Health Division Organiser Paul Bell said that the failure to reach a settlement meant that Wednesday's strike - as well as three more planned for next week - will proceed.
The 24-hour strike will begin at 8am on Wednesday.
The Health Service Executive has said the industrial action will affect "patient and client services".
The organisation has said it will engage with SIPTU for contingency planning at a local level to ensure minimum disruption to patient services where possible.
In a statement, the HSE said the service mostly impacted will include:
- Deferral of some elective inpatient procedures
- Significant cancellation of scope procedures
- Reduced outpatient services
- Reduced laboratory services for GPs
- Reduced catering services for both patients and staff
- Reduced operating theatre activity
It added that patients will be contacted by their hospital if their scheduled procedure or services is affected by the industrial action.
Mr Bell accused the Government of squandering an opportunity to resolve the dispute after the union had deferred two strikes scheduled for last Thursday and tomorrow.
He said the gap is so wide that it was hard to see how it can be resolved without really serious input from the Government.
Mr Bell said that while €16.2m was due to members (excluding chefs) following a job evaluation scheme, the government was only prepared to pay €1.2m.
#SIPTU health support staff dispute not only proceeding Wed + 3 days next week in 38 hospitals. Union will also ballot for #strike action in at least 20 more facilities. Awaiting #HSE guidance for patients ... #DPER— Ingrid Miley (@ingridmileyRTE) June 24, 2019
In addition, he accused the Department of Public Expenditure and Reform of trying the change the job evaluation process, meaning SIPTU members would not get their full entitlements when they assimilated to new pay scales. He said that could not be tolerated.
Mr Bell said that SIPTU would provide a limited amount of contingency for the HSE and related agencies during the strike to try to minimise the impact on patients.
However, he acknowledged that that there would be an unfortunate and regrettable impact on patients.
The Department of Public Expenditure and Reform has warned that the consequences of Wednesday's strike would be "extremely disruptive and distressing" for the many patients relying on the health service.
The department dismissed many of SIPTU's allegations, saying the Government had "constructively and positively" engaged at the WRC to find a resolution and protect patient safety.

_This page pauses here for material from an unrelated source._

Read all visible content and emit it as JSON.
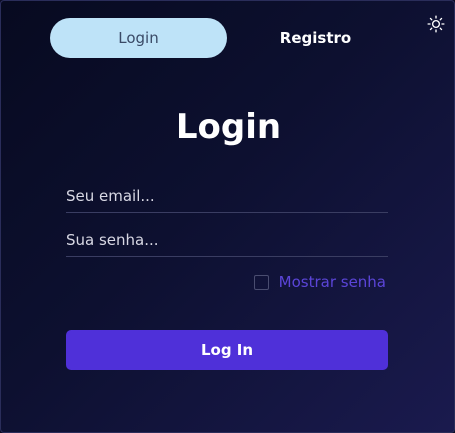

It confirmed that last Friday, the Government side made a "significant", "decent" and "fair" offer, that all the people on the relevant grades would be moved onto the appropriate higher salary scale from November 2019.

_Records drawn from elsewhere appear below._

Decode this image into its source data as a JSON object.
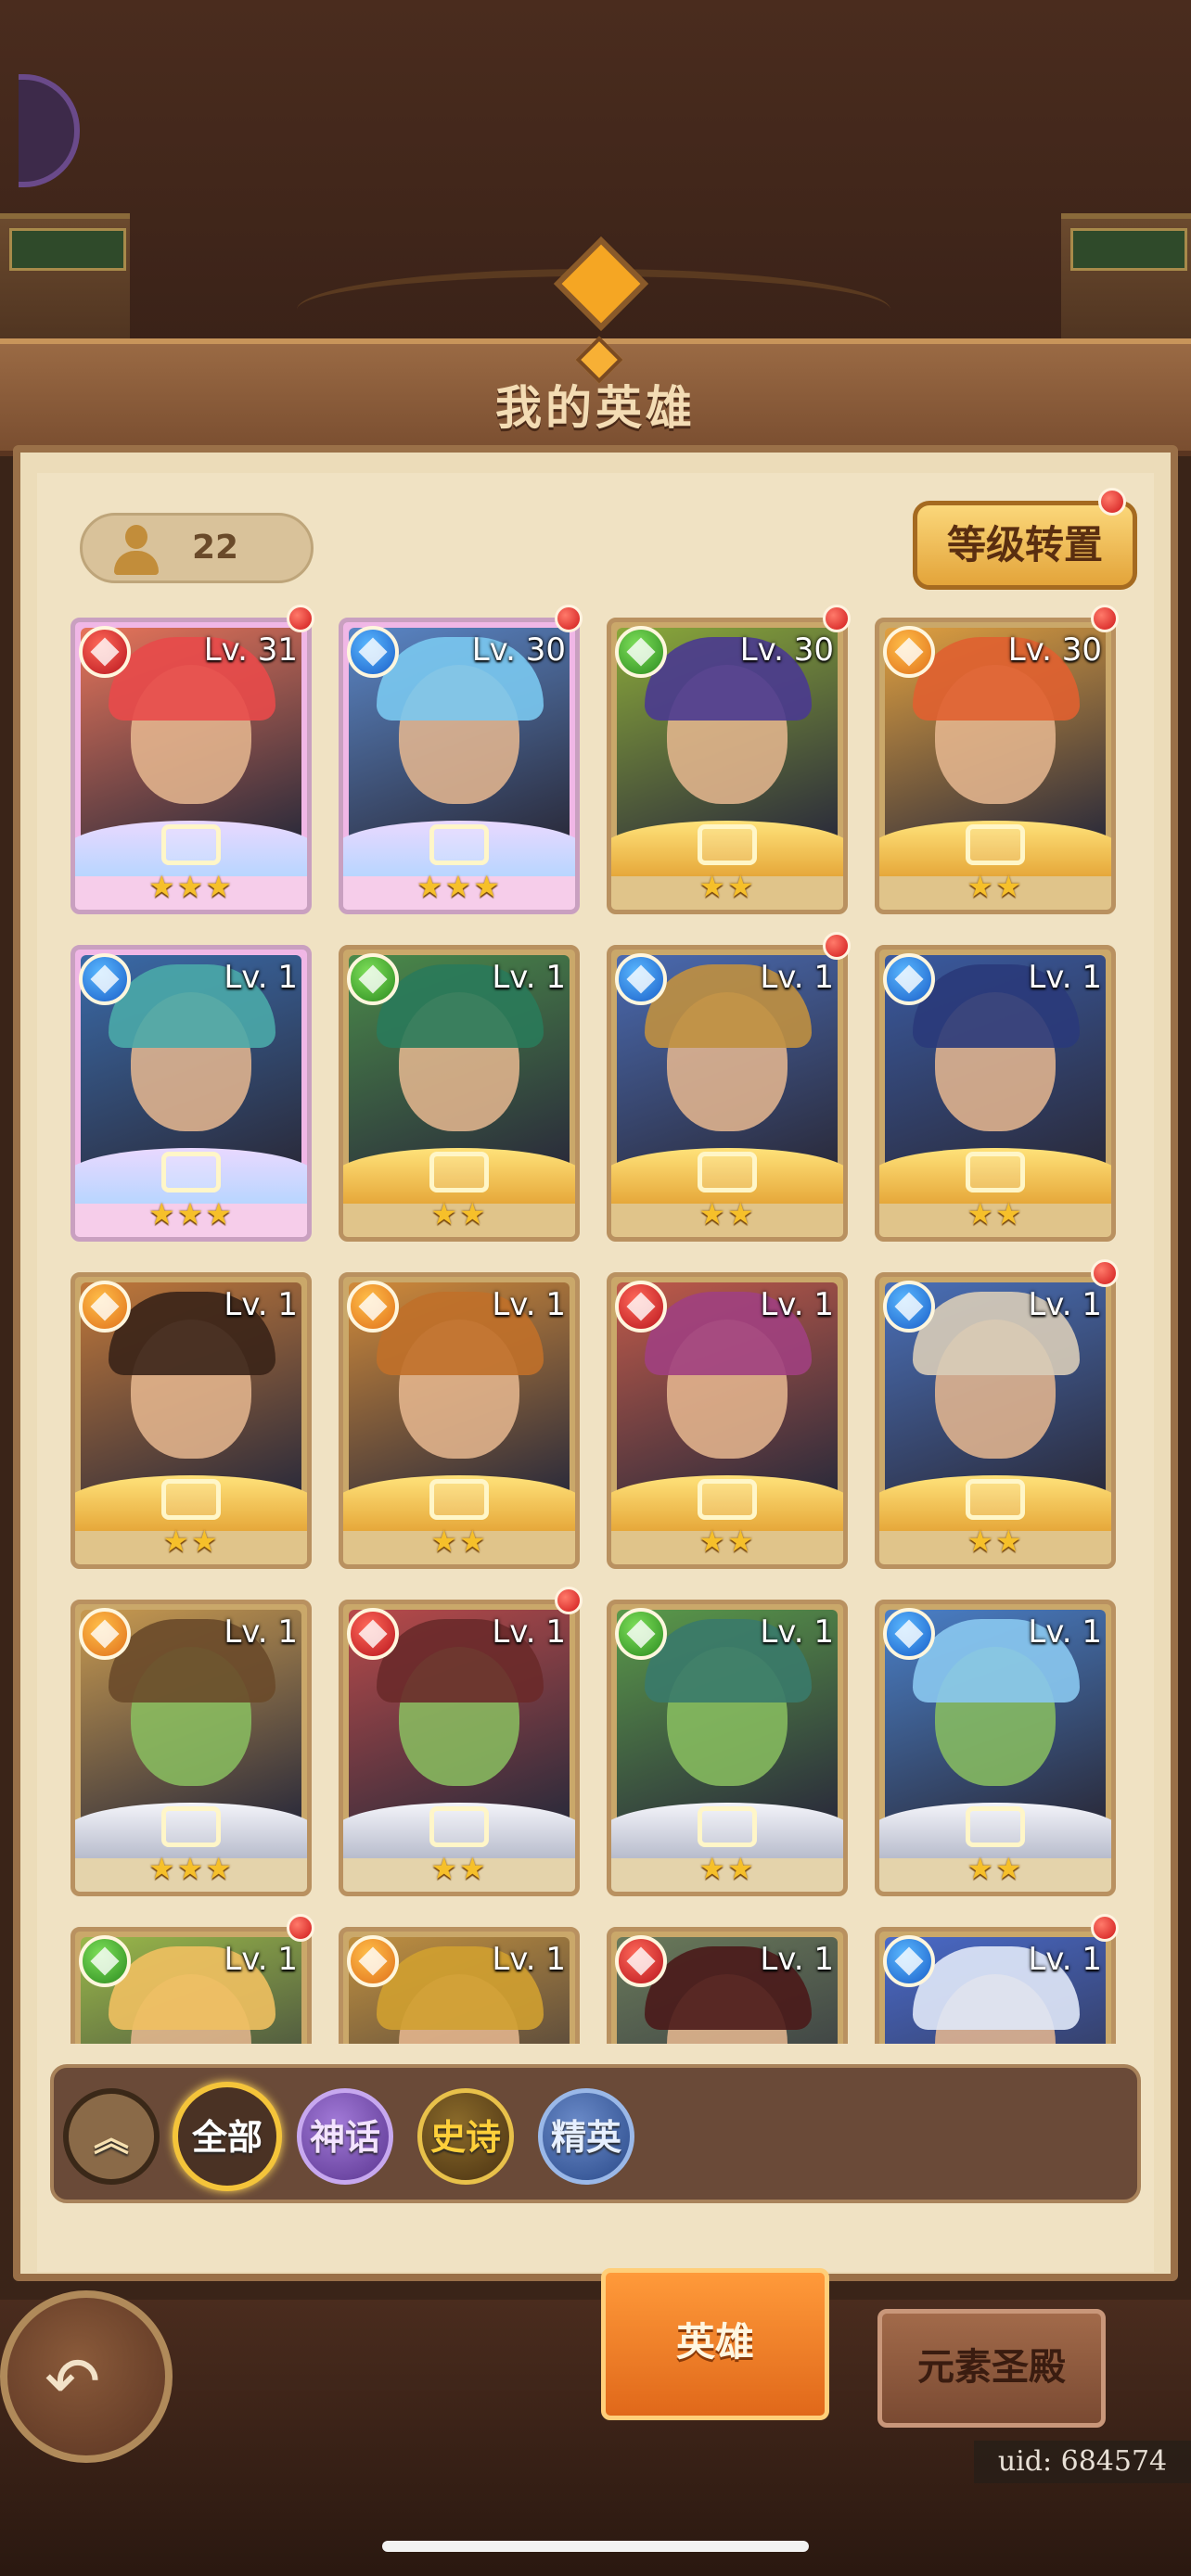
{
  "title": "我的英雄",
  "hero_count": "22",
  "level_transfer_label": "等级转置",
  "heroes": [
    {
      "level": "Lv. 31",
      "element": "red",
      "rarity": "mythic",
      "stars": "★★★",
      "alert": true,
      "art": "#e7745a",
      "hair": "#e84a4a"
    },
    {
      "level": "Lv. 30",
      "element": "blue",
      "rarity": "mythic",
      "stars": "★★★",
      "alert": true,
      "art": "#5a86c6",
      "hair": "#7ac8ef"
    },
    {
      "level": "Lv. 30",
      "element": "green",
      "rarity": "epic",
      "stars": "★★",
      "alert": true,
      "art": "#8aa83a",
      "hair": "#4a3a90"
    },
    {
      "level": "Lv. 30",
      "element": "orange",
      "rarity": "epic",
      "stars": "★★",
      "alert": true,
      "art": "#e0a040",
      "hair": "#e06030"
    },
    {
      "level": "Lv. 1",
      "element": "blue",
      "rarity": "mythic",
      "stars": "★★★",
      "alert": false,
      "art": "#3a6aa8",
      "hair": "#4aa8a8"
    },
    {
      "level": "Lv. 1",
      "element": "green",
      "rarity": "epic",
      "stars": "★★",
      "alert": false,
      "art": "#4a8a4a",
      "hair": "#2a7a5a"
    },
    {
      "level": "Lv. 1",
      "element": "blue",
      "rarity": "epic",
      "stars": "★★",
      "alert": true,
      "art": "#4a6ab0",
      "hair": "#c09040"
    },
    {
      "level": "Lv. 1",
      "element": "blue",
      "rarity": "epic",
      "stars": "★★",
      "alert": false,
      "art": "#3a5aa0",
      "hair": "#2a3a7a"
    },
    {
      "level": "Lv. 1",
      "element": "orange",
      "rarity": "epic",
      "stars": "★★",
      "alert": false,
      "art": "#c0783a",
      "hair": "#3a2418"
    },
    {
      "level": "Lv. 1",
      "element": "orange",
      "rarity": "epic",
      "stars": "★★",
      "alert": false,
      "art": "#d08a3a",
      "hair": "#c0702a"
    },
    {
      "level": "Lv. 1",
      "element": "red",
      "rarity": "epic",
      "stars": "★★",
      "alert": false,
      "art": "#c05a4a",
      "hair": "#a04080"
    },
    {
      "level": "Lv. 1",
      "element": "blue",
      "rarity": "epic",
      "stars": "★★",
      "alert": true,
      "art": "#4a70b8",
      "hair": "#d8ccb8"
    },
    {
      "level": "Lv. 1",
      "element": "orange",
      "rarity": "elite",
      "stars": "★★★",
      "alert": false,
      "art": "#c89a50",
      "hair": "#6a4a2a"
    },
    {
      "level": "Lv. 1",
      "element": "red",
      "rarity": "elite",
      "stars": "★★",
      "alert": true,
      "art": "#b84a4a",
      "hair": "#6a2a2a"
    },
    {
      "level": "Lv. 1",
      "element": "green",
      "rarity": "elite",
      "stars": "★★",
      "alert": false,
      "art": "#5a9a4a",
      "hair": "#3a7a6a"
    },
    {
      "level": "Lv. 1",
      "element": "blue",
      "rarity": "elite",
      "stars": "★★",
      "alert": false,
      "art": "#4a80c8",
      "hair": "#8ac8ef"
    },
    {
      "level": "Lv. 1",
      "element": "green",
      "rarity": "epic",
      "stars": "",
      "alert": true,
      "art": "#9ab84a",
      "hair": "#f0c060"
    },
    {
      "level": "Lv. 1",
      "element": "orange",
      "rarity": "epic",
      "stars": "",
      "alert": false,
      "art": "#c09040",
      "hair": "#d0a030"
    },
    {
      "level": "Lv. 1",
      "element": "red",
      "rarity": "epic",
      "stars": "",
      "alert": false,
      "art": "#6a7a5a",
      "hair": "#4a1a1a"
    },
    {
      "level": "Lv. 1",
      "element": "blue",
      "rarity": "epic",
      "stars": "",
      "alert": true,
      "art": "#4a6ac8",
      "hair": "#e0e8f8"
    }
  ],
  "filters": {
    "all": "全部",
    "mythic": "神话",
    "epic": "史诗",
    "elite": "精英"
  },
  "tabs": {
    "heroes": "英雄",
    "element_shrine": "元素圣殿"
  },
  "uid": "uid: 684574"
}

However, other management sources accused SIPTU of demanding the equivalent of a 7% pay rise, which would come on top of increases totalling 7.4% over three years under the Public Service Stability Agreement and further benefits for so-called new entrants recruited since 2011 on lower pay.
The department noted that last Friday's offer had led SIPTU to postpone tomorrow's scheduled stoppage.
The department said: "Disappointingly, the union side have now concluded that this is insufficient to resolve the dispute and have stated their intention to proceed with planned action from Wednesday of this week."
It said that in line with agreed industrial relations procedures, the employer side had offered to refer the dispute to the Labour Court for a binding outcome, but said that regrettably, this too had been refused.
The Department of Health has also issued a statement, saying that health service management engaged in talks "in good faith" and have shown flexibility.
The statement said that a "fair and reasonable offer was on the table", adding that management remains open to referring the dispute to thew Labour Court remains open.
The statement concluded that "there is an onus on SIPTU to re-engage with the industrial relations machinery."
List of hospitals:
Cork University Hospital
Cork University Maternity Hospital
Kerry University Hospital
Mallow General Hospital
South Infirmary Hospital Cork
South Tipperary General Hospital
Wexford General Hospital
St Luke's Hospital Carlow/Kilkenny
Mercy Hospital Cork
Connolly Hospital Blanchardstown
National Rehabilitation Hospital
St Ita's Portrane
St James Hospital
St Vincent’s University Hospital
Our Lady’s Hospital Navan
Louth County Hospital
Our Lady of Lourdes Hospital Drogheda
Our Lady’s Children’s Hospital Crumlin
Central Mental Hospital
Midland Regional Hospital Mullingar
Midland Regional Hospital Tullamore
Midland Regional Hospital Portlaoise
Naas General Hospital
Cavan General Hospital
Letterkenny University Hospital
Sligo General Hospital
Portiuncula Hospital Ballinasloe
Galway University Hospital
Mayo University Hospital
UL Hospital Dooradoyle
UL Maternity Hospital
UL Orthopaedic Hospital Croom